Left subclavian venous access increases the risk of vascular damage and thrombosis based on the catheter course and location of the catheter tip. We investigated the accuracy of tip positioning with conventional landmarks using transesophageal echocardiography. The carina as a radiological landmark and the right third intercostal space as a topographical landmark were selected for tip positioning within the target zone, defined as 2 cm above and 1 cm below the right atrial junction. A total of 120 participants were randomized into two groups. The catheter insertion depth was determined as 1.5 cm more than the distance between the venous insertion point and the carina via the right first intercostal space in the radiological group, and between the venous insertion point and the right third intercostal space via the right first intercostal space in the topographical group.
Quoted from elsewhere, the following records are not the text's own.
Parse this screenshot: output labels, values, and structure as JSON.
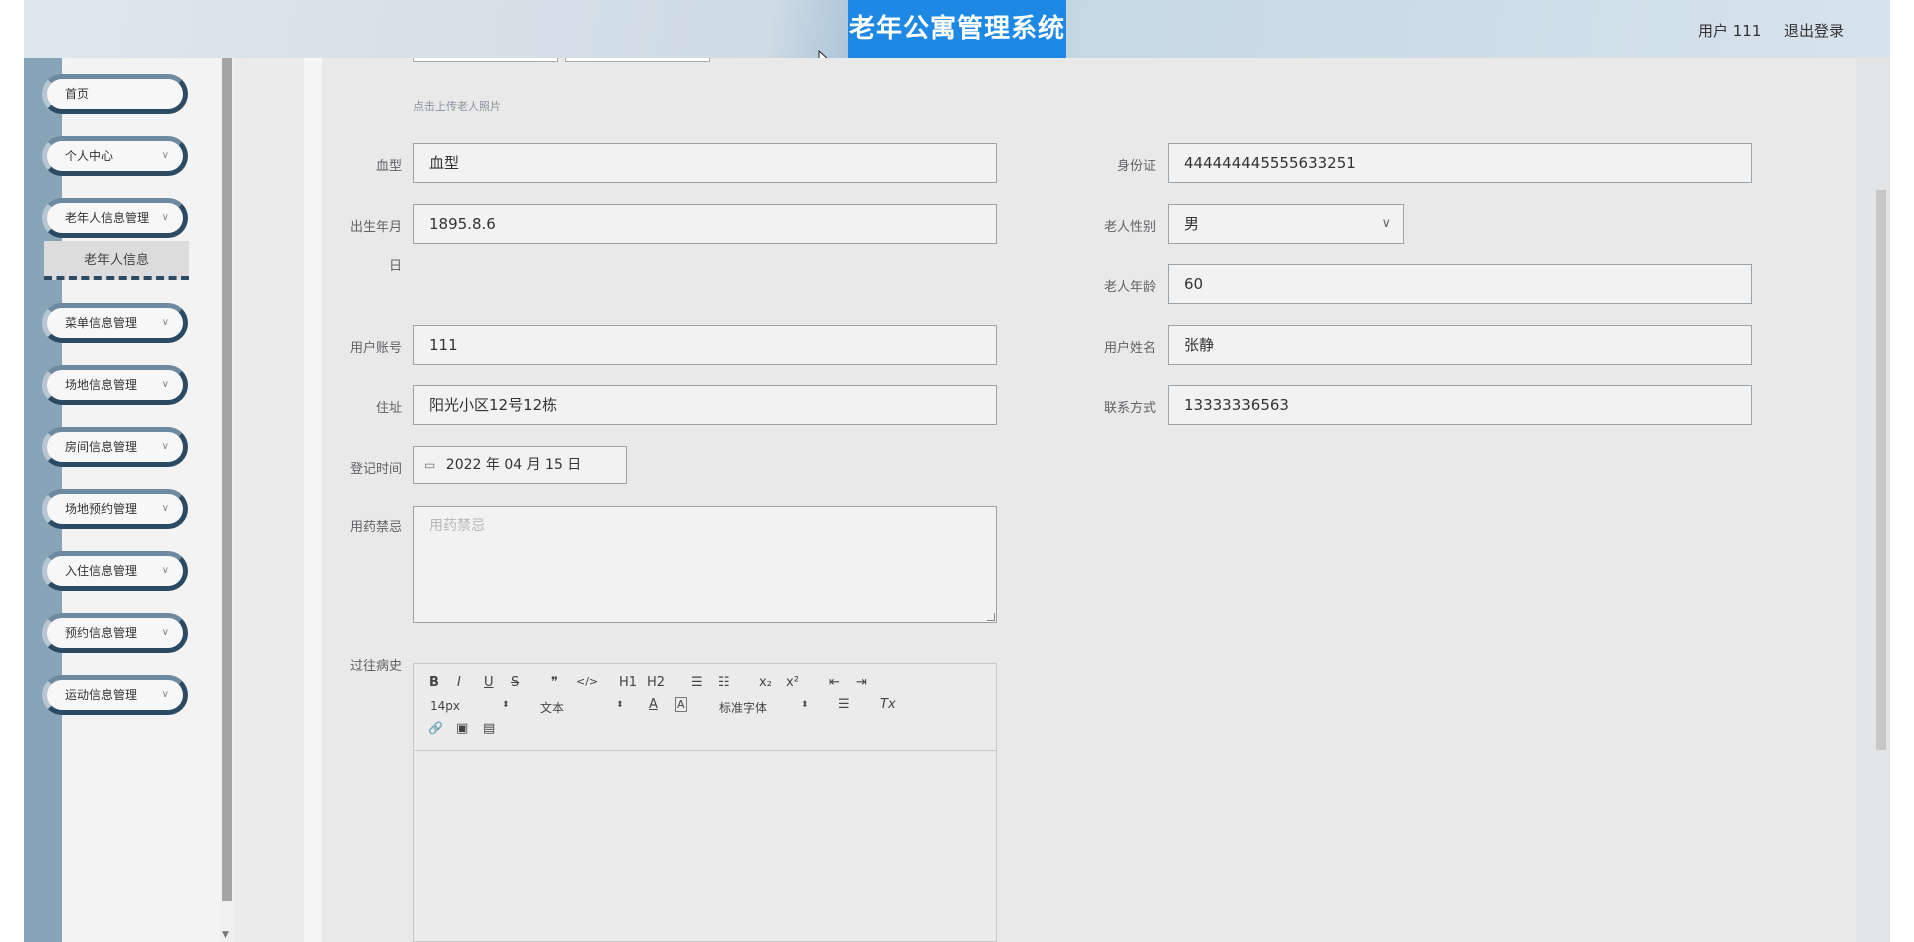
{
  "header": {
    "title": "老年公寓管理系统",
    "user": "用户 111",
    "logout": "退出登录"
  },
  "sidebar": {
    "items": [
      {
        "label": "首页",
        "has_arrow": false
      },
      {
        "label": "个人中心",
        "has_arrow": true
      },
      {
        "label": "老年人信息管理",
        "has_arrow": true
      },
      {
        "label": "菜单信息管理",
        "has_arrow": true
      },
      {
        "label": "场地信息管理",
        "has_arrow": true
      },
      {
        "label": "房间信息管理",
        "has_arrow": true
      },
      {
        "label": "场地预约管理",
        "has_arrow": true
      },
      {
        "label": "入住信息管理",
        "has_arrow": true
      },
      {
        "label": "预约信息管理",
        "has_arrow": true
      },
      {
        "label": "运动信息管理",
        "has_arrow": true
      }
    ],
    "subitem": "老年人信息",
    "chevron": "∨"
  },
  "form": {
    "upload_hint": "点击上传老人照片",
    "blood_type": {
      "label": "血型",
      "value": "血型"
    },
    "id_card": {
      "label": "身份证",
      "value": "444444445555633251"
    },
    "birth": {
      "label": "出生年月",
      "label2": "日",
      "value": "1895.8.6"
    },
    "gender": {
      "label": "老人性别",
      "value": "男"
    },
    "age": {
      "label": "老人年龄",
      "value": "60"
    },
    "account": {
      "label": "用户账号",
      "value": "111"
    },
    "name": {
      "label": "用户姓名",
      "value": "张静"
    },
    "address": {
      "label": "住址",
      "value": "阳光小区12号12栋"
    },
    "phone": {
      "label": "联系方式",
      "value": "13333336563"
    },
    "reg_time": {
      "label": "登记时间",
      "value": "2022 年 04 月 15 日"
    },
    "medicine": {
      "label": "用药禁忌",
      "placeholder": "用药禁忌"
    },
    "history": {
      "label": "过往病史"
    }
  },
  "editor": {
    "bold": "B",
    "italic": "I",
    "underline": "U",
    "strike": "S",
    "quote": "❞",
    "code": "</>",
    "h1": "H1",
    "h2": "H2",
    "ol": "☰",
    "ul": "☷",
    "sub": "x₂",
    "sup": "x²",
    "outdent": "⇤",
    "indent": "⇥",
    "size": "14px",
    "format": "文本",
    "color": "A",
    "bg": "A",
    "font": "标准字体",
    "align": "☰",
    "clear": "Tx",
    "link": "🔗",
    "image": "▣",
    "video": "▤",
    "updown": "⬍"
  },
  "icons": {
    "cursor": "cursor-icon",
    "calendar": "calendar-icon"
  },
  "colors": {
    "title_bg": "#1e88e5",
    "menu_border": "#2b4a63",
    "sidebar": "#87a4b8"
  }
}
The determined insertion depth and actual distance to the right atrial junction of the radiological and topographical groups were 19.5 cm and 20.5 cm, and 19.8 cm and 20.4 cm, respectively. Acceptable positioning was more frequent in the topographical group (96.4% vs. 85.7%; p = 0.047). The catheter tip is more accurately positioned in the distal superior vena cava using topographical landmarks than radiological landmarks.Reference:
Kim SK, Ahn JH, Lee YK, Hwang BY, Lee MK, Kim IS. Accuracy of Catheter Positioning during Left Subclavian Venous Access: A Randomized Comparison between Radiological and Topographical Landmarks. J Clin Med. 2022 Jun 27;11(13):3692. doi: 10.3390/jcm11133692. PMID: 35806977.